  • *
  • Offline Offline

  • Posts: 378
  • Location: Ontari-ari-ari-o
  • Last Login: July 18, 2019, 10:03:26 AM
    • The Ontario Highwayman
Re: Quebec's Highways
« Reply #349 on: October 25, 2017, 09:39:29 AM »

Quote
Looked at the Vermont side. I-89 at the border had a 2015 AADT of 2400. With the higher truck volumes, that brings up the road to about maybe 5% of the capacity of a four lane freeway.

So no, there is no empirical traffic engineering justification for R-133 being a freeway.

If you want to talk about warrants, perhaps you should see NB-2....the Grand Falls-Fredericton section in particular definitely doesn't warrant a freeway, but yet they got one.

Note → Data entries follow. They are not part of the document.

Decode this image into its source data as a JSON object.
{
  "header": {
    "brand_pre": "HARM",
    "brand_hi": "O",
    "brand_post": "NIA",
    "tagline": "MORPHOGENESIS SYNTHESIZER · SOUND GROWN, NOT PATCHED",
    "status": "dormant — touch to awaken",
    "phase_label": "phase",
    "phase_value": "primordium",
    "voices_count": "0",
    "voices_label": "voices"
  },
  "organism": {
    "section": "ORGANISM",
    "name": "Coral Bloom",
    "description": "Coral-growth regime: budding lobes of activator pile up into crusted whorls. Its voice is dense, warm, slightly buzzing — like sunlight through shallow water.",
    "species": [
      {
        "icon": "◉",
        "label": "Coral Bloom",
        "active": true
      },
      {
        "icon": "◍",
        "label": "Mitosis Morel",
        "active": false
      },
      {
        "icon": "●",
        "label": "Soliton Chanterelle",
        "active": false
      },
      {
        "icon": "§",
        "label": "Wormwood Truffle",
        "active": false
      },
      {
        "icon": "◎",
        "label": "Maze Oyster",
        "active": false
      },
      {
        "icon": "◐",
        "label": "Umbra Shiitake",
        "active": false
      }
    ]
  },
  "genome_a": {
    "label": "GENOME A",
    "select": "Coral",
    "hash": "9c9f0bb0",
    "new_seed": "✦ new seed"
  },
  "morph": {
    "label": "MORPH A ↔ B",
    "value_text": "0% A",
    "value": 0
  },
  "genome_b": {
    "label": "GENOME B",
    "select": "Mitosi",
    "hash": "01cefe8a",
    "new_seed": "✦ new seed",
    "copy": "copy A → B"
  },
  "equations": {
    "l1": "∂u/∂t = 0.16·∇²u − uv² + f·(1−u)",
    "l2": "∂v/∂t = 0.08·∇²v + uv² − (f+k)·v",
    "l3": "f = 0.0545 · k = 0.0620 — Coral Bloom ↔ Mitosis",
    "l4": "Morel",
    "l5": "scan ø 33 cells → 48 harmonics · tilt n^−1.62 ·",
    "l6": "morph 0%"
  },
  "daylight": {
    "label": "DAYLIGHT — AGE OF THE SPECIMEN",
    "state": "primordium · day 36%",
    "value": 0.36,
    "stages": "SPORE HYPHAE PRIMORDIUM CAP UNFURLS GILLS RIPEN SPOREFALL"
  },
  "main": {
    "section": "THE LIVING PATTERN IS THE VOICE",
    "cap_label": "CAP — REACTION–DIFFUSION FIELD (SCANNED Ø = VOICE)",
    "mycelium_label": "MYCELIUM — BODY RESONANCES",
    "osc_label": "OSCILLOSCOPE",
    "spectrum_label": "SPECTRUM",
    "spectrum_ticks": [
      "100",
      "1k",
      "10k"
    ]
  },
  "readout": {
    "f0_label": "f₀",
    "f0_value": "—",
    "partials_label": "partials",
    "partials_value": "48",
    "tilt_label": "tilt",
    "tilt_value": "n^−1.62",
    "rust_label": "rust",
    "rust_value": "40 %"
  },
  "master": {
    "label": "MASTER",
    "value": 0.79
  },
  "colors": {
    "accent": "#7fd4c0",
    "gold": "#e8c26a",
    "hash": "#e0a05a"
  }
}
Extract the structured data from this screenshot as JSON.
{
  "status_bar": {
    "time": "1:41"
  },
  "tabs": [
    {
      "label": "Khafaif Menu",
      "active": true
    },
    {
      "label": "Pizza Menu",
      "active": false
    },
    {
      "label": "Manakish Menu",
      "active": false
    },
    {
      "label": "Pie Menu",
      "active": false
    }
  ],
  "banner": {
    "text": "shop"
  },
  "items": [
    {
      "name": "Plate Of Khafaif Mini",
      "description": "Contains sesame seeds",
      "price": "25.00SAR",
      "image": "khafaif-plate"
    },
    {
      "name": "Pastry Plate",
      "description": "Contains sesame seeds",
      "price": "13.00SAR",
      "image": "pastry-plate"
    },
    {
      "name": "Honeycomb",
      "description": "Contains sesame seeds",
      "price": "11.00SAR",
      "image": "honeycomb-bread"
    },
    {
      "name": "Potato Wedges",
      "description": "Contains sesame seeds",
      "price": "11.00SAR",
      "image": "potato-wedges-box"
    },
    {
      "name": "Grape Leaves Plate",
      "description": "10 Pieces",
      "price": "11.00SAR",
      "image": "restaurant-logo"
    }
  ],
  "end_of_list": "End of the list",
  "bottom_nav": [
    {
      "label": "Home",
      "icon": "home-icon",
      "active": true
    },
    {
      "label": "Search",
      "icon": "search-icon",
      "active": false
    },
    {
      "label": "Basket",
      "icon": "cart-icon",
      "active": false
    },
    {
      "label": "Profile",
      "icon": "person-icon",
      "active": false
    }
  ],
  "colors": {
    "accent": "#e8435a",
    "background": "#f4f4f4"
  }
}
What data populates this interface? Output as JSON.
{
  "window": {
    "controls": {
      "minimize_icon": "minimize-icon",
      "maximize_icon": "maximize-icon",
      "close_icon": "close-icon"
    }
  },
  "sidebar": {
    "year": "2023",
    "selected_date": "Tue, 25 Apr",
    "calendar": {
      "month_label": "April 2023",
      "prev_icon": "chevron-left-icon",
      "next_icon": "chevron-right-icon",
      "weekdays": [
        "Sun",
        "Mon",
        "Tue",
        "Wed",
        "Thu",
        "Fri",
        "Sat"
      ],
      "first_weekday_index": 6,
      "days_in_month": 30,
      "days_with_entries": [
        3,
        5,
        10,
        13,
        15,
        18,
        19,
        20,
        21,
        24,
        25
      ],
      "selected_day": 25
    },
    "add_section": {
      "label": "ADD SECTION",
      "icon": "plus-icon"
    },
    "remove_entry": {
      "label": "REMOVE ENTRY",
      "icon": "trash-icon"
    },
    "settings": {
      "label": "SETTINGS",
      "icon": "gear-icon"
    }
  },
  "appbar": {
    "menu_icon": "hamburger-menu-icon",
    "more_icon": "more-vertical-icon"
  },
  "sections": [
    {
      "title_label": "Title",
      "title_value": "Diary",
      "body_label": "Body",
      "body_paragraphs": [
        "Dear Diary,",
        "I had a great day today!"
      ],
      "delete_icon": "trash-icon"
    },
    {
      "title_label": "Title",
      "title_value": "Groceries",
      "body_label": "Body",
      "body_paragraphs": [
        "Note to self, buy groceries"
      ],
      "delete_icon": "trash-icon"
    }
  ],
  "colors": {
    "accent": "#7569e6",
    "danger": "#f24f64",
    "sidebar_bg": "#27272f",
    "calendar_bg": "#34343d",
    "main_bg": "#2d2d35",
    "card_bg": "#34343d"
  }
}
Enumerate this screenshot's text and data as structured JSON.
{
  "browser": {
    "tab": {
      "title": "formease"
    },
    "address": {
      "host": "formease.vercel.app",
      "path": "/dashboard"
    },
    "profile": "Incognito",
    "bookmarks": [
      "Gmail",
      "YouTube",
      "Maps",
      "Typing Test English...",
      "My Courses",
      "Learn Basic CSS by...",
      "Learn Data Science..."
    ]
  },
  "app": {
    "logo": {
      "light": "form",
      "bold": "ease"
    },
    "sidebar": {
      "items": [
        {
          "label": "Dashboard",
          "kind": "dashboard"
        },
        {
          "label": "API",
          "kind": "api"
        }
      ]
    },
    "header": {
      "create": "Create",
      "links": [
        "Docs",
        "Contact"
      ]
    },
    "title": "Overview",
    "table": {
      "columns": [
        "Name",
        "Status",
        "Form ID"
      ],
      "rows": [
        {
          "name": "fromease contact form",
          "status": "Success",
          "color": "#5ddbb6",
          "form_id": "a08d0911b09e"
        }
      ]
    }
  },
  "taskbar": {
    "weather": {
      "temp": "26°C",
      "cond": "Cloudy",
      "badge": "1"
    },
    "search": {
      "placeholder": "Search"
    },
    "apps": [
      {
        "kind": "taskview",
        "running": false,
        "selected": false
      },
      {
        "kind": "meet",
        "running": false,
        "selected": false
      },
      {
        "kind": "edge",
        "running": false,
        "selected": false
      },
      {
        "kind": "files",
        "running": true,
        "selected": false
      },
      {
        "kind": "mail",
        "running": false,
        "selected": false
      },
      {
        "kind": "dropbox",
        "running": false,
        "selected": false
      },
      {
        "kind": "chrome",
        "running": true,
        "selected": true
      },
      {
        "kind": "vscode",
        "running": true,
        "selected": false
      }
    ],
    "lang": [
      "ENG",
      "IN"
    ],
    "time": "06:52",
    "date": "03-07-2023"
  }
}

If money could magically be found wasted for that, then money can easily be found wasted to turn QC-133 into a freeway.

FTFY

And furthermore, perhaps it's an inconvenient truth that NB-95 was upgraded to a freeway (this connects to I-95 obviously) roughly 10 years ago and has an AADT less than 2500.

The inconvenient truth of it is that politicians control the money, and politics don't necessarily allocate money towards the empirically demonstrated greatest need.
Logged
Blah blah, opinions expressed are my own.

 


Opinions expressed here on belong solely to the poster and do not represent or reflect the opinions or beliefs of AARoads, its creators and/or associates.